“I would rather see the problems fixed in Juarez, than make money off the people moving here,” Uribe said. “We sell, on the average, about four big residences per month. We’re getting the educated people, the people with money. We’re getting the engineers, the old money from Juarez.” Uribe said he still has many friends living in Juarez, but, most of his family has already moved to El Paso.
Many of those moving to El Paso owned restaurants in Juarez before moving to El Paso. Two of the restaurants which Team Uribe has helped relocate to the Sun City are Maria Chuchena and Villa del Mar. Other Juarez restaurants that have relocated to El Paso because of the violence include Aroma and Garrufo’s. On Mesa Street in El Paso’s Westside, a huge banner recently proclaimed: “Mexico is Coming.”
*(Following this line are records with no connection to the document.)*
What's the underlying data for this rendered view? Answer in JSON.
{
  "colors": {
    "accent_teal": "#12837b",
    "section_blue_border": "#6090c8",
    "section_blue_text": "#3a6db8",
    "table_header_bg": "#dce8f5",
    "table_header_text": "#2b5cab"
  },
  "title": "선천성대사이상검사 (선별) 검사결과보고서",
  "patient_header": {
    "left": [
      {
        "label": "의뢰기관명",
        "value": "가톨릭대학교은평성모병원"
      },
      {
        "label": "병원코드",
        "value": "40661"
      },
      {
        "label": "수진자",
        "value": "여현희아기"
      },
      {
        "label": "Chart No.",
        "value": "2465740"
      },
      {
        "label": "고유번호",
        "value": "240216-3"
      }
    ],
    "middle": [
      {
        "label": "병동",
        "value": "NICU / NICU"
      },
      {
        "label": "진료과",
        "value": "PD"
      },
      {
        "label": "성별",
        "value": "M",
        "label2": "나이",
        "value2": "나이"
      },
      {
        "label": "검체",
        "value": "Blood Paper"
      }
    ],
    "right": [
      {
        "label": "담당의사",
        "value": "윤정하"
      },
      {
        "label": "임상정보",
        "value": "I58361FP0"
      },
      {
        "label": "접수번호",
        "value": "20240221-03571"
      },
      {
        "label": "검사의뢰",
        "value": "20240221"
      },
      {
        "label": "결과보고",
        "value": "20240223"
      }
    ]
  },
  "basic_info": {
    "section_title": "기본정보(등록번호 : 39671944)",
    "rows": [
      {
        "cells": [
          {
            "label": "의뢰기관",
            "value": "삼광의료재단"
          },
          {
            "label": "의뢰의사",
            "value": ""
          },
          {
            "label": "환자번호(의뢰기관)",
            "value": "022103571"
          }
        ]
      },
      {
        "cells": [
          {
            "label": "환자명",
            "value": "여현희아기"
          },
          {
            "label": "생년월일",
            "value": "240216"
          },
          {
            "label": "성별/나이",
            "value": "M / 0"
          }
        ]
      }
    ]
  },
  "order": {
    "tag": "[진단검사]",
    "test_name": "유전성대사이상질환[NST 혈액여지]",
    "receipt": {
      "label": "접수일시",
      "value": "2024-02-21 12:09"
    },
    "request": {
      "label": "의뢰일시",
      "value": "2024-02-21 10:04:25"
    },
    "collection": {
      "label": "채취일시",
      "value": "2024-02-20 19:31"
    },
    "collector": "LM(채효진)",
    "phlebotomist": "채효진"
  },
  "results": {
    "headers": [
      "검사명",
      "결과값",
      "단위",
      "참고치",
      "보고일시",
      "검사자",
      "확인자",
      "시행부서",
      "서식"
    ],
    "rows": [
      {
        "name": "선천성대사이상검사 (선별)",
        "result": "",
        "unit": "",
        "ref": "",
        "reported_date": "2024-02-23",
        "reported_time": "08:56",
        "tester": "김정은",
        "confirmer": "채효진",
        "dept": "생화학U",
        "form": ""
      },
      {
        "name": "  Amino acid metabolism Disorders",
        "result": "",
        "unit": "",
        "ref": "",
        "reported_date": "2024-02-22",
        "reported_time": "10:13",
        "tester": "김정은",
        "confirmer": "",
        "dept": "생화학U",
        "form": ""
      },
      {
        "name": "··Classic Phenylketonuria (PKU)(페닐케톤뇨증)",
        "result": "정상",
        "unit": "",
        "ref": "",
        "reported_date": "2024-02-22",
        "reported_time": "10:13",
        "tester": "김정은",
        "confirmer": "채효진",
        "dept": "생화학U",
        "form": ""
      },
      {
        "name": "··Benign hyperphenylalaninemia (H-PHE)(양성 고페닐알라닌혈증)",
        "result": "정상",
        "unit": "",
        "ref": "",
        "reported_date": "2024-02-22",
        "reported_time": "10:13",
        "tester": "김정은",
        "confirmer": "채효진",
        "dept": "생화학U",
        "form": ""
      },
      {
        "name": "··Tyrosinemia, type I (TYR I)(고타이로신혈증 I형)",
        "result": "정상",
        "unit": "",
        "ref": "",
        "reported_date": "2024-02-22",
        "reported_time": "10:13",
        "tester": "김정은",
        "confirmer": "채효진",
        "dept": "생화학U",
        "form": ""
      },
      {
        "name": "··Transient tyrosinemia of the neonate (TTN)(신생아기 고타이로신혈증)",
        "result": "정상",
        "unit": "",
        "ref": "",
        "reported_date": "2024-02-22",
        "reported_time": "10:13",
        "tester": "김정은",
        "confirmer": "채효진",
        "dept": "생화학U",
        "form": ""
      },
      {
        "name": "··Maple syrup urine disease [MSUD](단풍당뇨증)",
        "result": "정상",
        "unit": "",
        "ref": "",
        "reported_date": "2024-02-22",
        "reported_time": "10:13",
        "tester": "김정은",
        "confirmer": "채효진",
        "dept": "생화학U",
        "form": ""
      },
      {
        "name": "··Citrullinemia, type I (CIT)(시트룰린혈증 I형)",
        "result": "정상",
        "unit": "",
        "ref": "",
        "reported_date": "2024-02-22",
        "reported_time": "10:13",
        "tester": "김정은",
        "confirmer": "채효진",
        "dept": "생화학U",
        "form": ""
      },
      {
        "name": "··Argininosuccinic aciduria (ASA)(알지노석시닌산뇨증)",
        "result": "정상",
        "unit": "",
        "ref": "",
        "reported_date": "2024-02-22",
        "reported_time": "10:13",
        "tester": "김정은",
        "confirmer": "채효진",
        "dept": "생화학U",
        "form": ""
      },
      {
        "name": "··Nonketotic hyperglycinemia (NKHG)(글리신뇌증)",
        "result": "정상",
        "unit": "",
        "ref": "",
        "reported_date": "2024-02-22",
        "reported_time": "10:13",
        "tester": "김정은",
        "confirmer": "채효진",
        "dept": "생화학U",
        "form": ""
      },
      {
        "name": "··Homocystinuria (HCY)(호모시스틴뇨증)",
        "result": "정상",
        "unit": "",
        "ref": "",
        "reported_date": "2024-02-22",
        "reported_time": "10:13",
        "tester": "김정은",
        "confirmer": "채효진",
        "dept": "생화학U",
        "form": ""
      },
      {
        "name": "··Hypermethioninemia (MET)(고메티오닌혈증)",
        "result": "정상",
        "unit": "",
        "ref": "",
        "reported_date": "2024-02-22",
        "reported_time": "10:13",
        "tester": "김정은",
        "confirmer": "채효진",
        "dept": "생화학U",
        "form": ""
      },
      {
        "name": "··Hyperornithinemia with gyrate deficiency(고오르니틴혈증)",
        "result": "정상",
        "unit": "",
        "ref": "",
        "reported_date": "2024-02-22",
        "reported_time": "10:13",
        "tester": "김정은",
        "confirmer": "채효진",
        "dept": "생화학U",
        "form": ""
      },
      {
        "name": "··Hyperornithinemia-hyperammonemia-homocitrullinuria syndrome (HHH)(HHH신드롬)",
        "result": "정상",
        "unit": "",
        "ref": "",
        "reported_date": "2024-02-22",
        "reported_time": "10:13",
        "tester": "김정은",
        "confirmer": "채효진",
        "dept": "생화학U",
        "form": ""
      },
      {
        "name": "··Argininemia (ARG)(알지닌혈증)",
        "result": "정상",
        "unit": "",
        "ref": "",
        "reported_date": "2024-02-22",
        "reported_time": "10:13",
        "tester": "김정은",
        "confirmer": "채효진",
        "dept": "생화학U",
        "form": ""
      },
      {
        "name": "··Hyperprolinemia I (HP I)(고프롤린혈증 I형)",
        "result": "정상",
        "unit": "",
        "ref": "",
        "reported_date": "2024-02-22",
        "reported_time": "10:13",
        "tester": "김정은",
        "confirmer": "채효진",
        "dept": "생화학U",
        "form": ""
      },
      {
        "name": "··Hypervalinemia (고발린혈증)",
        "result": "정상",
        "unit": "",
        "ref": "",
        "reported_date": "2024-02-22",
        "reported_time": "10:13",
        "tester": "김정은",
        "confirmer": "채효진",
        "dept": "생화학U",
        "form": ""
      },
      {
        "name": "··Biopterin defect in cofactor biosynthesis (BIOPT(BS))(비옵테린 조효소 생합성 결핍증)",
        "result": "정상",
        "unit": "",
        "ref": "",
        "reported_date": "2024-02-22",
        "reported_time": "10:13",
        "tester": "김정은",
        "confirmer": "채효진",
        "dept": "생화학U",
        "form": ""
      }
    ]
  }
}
“Juarenses have always moved to El Paso to open new businesses, but, this time it’s different. This time, they are being forced to move. Everything is accelerated from what it used to be. Things are pretty bad. Really, nobody benefits from this forced relocation.” Uribe said he doesn’t think the Mexican Government can solve the violence which the cartels have introduced to the city. “Drugs are big business and things are way out of control for any politician to solve. The problem is the kids in the U.S. don’t know what they’re doing. They don’t think of themselves as financing the big cartels, because, after all, they are small dealers. But, they are.
“The cartels wouldn’t be able to operate without these children. Let’s face it. Kids in El Paso have too much money. They can afford to buy drugs. As long as we have these teens buying and selling drugs in El Paso, we will never resolve the issue. It’s a big cycle, a vicious cycle,” Uribe said. “Drugs are the most dangerous things in the world, and it’s sad to see people dying because of our drug needs.”